Where does the money trail lead? For years, a small percentage of the Bedouin community has clung to its claims of ownership of hundreds of thousands of dunams of land in southern Israel. These ownership claims have been rejected both by Israel’s High Court of Justice and the Beer Sheva District Court time and time again over the years, but vast swaths of land slated for development and construction within the municipal boundaries of the Negev’s Bedouin towns have languished for decades under the threat of violence by the self-proclaimed “owners.”
Regavim has long suspected that although the Israeli government does not officially recognize these discredited ownership claims, when Bedouin municipalities build public-use structures such as schools, kindergartens and health clinics, they do so on land that has not been utilized due to these ownership claims – and pay huge sums under the guise of “security services,” in effect paying the owners-in-their-own-eyes not to damage the structures erected on land for which they have no legal right of ownership.
To check their theory, Regavim requested a breakdown of expenditures for school security in Bedouin municipalities. These budgetary items were then compared with the same data provided by Jewish municipalities in the Gaza-border region, which is classified as a high-security area.
The Naveh Midbar Bedouin municipality, which has 21 schools in its jurisdiction, spent nearly NIS 6.8 million for “security” in 2016, and a similar amount in 2017. In 2018, that expenditure rose to NIS 7.3 million.
The Al Kasum Regional Council, which provided the budgetary data we requested only after we were forced to submit a Freedom of Information petition through the courts, is home to 22 schools, and its security budget for 2016 stood at some NIS 9 million. In 2017 the security budget grew to NIS 10.5 million, and in 2018 it stood a NIS 11.7 million.
How do these sums compare with the security outlays in Gaza-border Jewish communities? The Merhavim Regional Council’s 10 schools were protected by a mere NIS 965,000 in 2016; the cost of security remained unchanged in 2017.

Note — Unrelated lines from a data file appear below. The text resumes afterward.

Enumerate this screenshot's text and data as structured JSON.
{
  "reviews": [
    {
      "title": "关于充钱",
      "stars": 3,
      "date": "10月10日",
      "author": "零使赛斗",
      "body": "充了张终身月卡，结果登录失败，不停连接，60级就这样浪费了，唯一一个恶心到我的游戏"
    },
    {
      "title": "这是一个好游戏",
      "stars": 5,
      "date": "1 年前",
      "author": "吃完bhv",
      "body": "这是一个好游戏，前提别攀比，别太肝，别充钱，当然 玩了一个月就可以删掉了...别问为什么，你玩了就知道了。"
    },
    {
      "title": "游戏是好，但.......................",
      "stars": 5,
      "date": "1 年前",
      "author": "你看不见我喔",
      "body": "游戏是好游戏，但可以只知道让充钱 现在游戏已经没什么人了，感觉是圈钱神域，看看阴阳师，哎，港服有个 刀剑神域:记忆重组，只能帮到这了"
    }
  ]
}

The Bnei Shimon Regional Council, which provides security for 7 schools, spent NIS 690,000 in 2016, and only NIS 665,000 in 2017.
The Ministry of Education does not cover security costs for educational institutions in local council jurisdictions; these sums are covered by the Israel Police. The Ministry of Interior Security, for its part, clarified that it does not employ any security personnel in the Naveh Midbar or Al Kasum Municipalities; no such position or job description exists. The Police Department’s response to Regavim’s inquiry further clarified that the Ministry contributes hundreds of thousands of shekels per year toward the security budget of the older, more well-established Bedouin towns of Hura and Lakiya, but these outlays do not hold a candle to the astronomical sums spent in Naveh Midbar and Al Kasum.
But this isn’t the end of the saga: On-site inspections in the schools of Naveh Midbar and Al Kasum proved that there is no security at all. The gates are wide open, anyone and everyone can come and go at will; no guard posts, no guards.
Simple mathematics yields a stunning insight: The security budget for each of these institutions is NIS 30,000 per month – whether there are 1000 students, or 80 students. The municipalities explained that this is spent for “night-time security,” a recognized expense only for dormitory schools (which do not exist in the Negev Bedouin sector).
“These findings indicate that the municipalities in question are paying “internal protection money” to the people who claim ownership of the land on which the schools were built,” says Amichai Yogev, Regavim’s Field Coordinator for the Southern Region. “The official documents provided by the municipalities do not answer the real question – where is all of this money going – but they do illustrate beyond a shadow of doubt that these inflated budgets are a mechanism of unparalleled, hard-core corruption.”